→ **Work request**
Your task is to gather the lines below that hold the string "kind".

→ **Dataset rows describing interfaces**
══════════

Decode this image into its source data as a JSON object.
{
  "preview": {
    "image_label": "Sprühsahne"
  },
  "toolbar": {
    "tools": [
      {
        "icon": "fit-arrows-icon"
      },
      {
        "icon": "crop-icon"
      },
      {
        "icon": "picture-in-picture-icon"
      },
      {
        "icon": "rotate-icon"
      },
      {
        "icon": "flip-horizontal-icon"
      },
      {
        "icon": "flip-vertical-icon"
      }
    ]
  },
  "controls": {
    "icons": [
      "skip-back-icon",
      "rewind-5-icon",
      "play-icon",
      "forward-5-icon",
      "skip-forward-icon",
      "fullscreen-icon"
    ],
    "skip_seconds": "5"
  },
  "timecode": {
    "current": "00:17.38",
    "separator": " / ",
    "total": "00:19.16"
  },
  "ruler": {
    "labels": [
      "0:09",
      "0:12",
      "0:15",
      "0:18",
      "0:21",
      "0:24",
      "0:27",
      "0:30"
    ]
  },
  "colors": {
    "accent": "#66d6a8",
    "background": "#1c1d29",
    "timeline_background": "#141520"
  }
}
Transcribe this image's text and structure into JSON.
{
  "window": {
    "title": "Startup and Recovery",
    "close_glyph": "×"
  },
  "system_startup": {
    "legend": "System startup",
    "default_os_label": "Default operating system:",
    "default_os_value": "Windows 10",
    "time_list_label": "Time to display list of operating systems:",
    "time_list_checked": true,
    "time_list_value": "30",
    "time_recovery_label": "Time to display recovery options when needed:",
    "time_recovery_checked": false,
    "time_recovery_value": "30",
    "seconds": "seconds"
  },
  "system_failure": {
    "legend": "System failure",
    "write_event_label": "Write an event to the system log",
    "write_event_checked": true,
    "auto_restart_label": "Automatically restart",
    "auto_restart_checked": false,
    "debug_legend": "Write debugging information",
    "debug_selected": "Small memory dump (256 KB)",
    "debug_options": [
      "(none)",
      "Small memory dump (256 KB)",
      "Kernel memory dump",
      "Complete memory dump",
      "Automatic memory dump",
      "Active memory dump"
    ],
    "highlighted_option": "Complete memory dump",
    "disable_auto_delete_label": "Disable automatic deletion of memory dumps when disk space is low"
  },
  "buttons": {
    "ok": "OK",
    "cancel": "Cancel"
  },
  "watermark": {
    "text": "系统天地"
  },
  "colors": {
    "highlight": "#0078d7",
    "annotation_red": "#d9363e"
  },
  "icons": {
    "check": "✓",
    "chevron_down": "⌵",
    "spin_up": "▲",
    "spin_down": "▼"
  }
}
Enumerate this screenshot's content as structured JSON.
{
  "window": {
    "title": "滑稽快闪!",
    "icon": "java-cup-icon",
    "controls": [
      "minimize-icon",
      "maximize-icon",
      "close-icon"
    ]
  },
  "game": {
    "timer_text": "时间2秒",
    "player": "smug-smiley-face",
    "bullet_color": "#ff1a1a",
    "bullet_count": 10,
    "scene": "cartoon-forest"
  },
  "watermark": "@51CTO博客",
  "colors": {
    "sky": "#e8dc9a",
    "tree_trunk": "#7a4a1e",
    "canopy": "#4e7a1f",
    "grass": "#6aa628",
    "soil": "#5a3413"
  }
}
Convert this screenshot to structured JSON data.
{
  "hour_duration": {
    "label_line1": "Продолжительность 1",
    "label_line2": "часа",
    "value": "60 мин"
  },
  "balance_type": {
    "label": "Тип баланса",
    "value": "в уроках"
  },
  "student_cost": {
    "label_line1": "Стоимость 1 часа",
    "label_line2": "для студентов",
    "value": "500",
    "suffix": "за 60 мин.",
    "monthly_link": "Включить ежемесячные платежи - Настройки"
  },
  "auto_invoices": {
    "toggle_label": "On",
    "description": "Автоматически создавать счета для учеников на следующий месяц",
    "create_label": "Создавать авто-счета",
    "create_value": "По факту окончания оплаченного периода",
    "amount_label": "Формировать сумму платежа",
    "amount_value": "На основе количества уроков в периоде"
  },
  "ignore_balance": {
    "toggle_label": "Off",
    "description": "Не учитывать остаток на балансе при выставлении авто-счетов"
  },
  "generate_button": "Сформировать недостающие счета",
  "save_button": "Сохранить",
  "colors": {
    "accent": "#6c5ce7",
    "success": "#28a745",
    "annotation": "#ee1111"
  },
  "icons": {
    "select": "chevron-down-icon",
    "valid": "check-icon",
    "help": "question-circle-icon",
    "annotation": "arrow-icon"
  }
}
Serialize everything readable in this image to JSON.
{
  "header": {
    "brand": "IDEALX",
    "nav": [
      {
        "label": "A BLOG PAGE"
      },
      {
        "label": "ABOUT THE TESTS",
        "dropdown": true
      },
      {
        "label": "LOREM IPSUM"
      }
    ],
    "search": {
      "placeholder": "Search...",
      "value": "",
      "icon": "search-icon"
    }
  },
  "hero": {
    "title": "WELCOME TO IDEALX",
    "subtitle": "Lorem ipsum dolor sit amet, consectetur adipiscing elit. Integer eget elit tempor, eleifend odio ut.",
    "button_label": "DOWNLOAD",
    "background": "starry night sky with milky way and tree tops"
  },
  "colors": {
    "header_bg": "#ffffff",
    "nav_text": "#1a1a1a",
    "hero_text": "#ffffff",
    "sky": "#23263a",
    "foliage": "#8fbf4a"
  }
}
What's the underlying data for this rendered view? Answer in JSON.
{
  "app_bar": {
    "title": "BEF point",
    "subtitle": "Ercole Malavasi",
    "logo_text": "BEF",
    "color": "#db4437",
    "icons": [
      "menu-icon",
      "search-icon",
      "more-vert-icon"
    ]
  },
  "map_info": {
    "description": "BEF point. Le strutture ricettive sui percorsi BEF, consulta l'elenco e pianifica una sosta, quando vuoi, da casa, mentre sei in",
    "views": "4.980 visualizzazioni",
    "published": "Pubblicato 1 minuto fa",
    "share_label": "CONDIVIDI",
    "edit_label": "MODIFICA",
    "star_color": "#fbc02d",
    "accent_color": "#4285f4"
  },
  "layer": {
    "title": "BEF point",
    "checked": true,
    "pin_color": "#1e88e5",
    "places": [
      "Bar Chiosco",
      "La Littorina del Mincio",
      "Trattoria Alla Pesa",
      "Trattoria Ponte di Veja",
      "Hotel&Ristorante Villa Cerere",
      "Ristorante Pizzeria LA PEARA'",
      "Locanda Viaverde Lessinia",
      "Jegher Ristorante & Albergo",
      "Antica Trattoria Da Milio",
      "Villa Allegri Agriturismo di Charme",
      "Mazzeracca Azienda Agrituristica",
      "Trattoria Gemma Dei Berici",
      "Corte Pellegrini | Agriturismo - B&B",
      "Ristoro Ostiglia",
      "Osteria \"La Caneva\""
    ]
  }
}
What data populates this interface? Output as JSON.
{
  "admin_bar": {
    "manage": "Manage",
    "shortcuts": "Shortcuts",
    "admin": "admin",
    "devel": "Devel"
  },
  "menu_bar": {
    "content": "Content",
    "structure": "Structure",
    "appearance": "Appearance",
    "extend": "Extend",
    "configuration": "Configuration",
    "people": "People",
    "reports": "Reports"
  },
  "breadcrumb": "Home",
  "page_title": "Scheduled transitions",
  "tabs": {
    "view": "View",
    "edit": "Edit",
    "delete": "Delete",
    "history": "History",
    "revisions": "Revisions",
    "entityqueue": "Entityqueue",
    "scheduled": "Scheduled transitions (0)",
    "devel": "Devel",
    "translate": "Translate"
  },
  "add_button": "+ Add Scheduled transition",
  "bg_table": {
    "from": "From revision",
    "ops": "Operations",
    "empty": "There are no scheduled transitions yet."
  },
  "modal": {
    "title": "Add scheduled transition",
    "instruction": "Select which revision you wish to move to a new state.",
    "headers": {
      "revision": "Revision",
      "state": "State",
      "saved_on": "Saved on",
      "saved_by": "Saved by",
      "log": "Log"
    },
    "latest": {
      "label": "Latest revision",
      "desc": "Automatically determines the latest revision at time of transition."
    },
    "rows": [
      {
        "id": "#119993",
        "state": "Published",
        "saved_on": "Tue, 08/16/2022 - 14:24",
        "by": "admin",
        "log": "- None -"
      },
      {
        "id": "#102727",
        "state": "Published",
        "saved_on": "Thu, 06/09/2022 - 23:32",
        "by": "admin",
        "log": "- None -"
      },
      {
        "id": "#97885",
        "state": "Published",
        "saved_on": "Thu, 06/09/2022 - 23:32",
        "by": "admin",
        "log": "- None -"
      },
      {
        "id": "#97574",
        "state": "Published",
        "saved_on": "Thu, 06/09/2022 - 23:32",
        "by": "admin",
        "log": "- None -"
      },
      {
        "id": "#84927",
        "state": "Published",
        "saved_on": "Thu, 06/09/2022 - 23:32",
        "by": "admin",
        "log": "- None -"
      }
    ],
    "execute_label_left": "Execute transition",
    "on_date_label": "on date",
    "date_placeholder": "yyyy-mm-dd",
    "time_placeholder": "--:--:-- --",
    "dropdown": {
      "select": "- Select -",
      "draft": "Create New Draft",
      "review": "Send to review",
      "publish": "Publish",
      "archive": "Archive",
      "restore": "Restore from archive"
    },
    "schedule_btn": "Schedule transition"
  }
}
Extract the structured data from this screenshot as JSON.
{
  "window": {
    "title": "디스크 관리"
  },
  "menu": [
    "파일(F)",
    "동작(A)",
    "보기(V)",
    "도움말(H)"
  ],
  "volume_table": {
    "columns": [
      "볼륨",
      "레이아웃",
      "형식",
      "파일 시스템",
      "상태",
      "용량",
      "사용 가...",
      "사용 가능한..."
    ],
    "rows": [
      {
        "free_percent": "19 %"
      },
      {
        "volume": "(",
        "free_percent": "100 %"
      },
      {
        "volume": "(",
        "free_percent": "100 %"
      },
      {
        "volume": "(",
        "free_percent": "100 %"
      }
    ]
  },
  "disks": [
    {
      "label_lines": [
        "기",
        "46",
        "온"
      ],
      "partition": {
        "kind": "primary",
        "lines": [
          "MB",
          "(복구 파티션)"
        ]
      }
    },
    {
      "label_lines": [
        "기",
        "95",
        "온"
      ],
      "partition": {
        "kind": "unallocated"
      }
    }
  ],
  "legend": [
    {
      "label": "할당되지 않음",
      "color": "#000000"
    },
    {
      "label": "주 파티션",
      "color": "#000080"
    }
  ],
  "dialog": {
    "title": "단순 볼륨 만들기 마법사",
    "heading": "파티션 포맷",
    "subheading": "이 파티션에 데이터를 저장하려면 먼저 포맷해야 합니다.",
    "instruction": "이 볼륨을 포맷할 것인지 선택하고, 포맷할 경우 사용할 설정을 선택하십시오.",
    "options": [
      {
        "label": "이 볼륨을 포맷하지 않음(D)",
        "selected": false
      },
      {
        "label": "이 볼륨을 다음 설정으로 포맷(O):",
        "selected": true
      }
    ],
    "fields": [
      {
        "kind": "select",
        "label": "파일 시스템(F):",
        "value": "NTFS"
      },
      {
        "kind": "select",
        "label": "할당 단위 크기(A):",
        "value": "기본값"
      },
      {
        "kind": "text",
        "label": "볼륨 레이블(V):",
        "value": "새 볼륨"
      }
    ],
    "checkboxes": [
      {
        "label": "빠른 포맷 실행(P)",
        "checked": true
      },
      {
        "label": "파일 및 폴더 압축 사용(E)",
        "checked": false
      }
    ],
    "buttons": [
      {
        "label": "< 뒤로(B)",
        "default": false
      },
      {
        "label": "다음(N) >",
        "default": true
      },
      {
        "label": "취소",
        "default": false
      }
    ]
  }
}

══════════

→ **Final answer**
        "kind": "primary",
        "kind": "unallocated"
        "kind": "select",
        "kind": "select",
        "kind": "text",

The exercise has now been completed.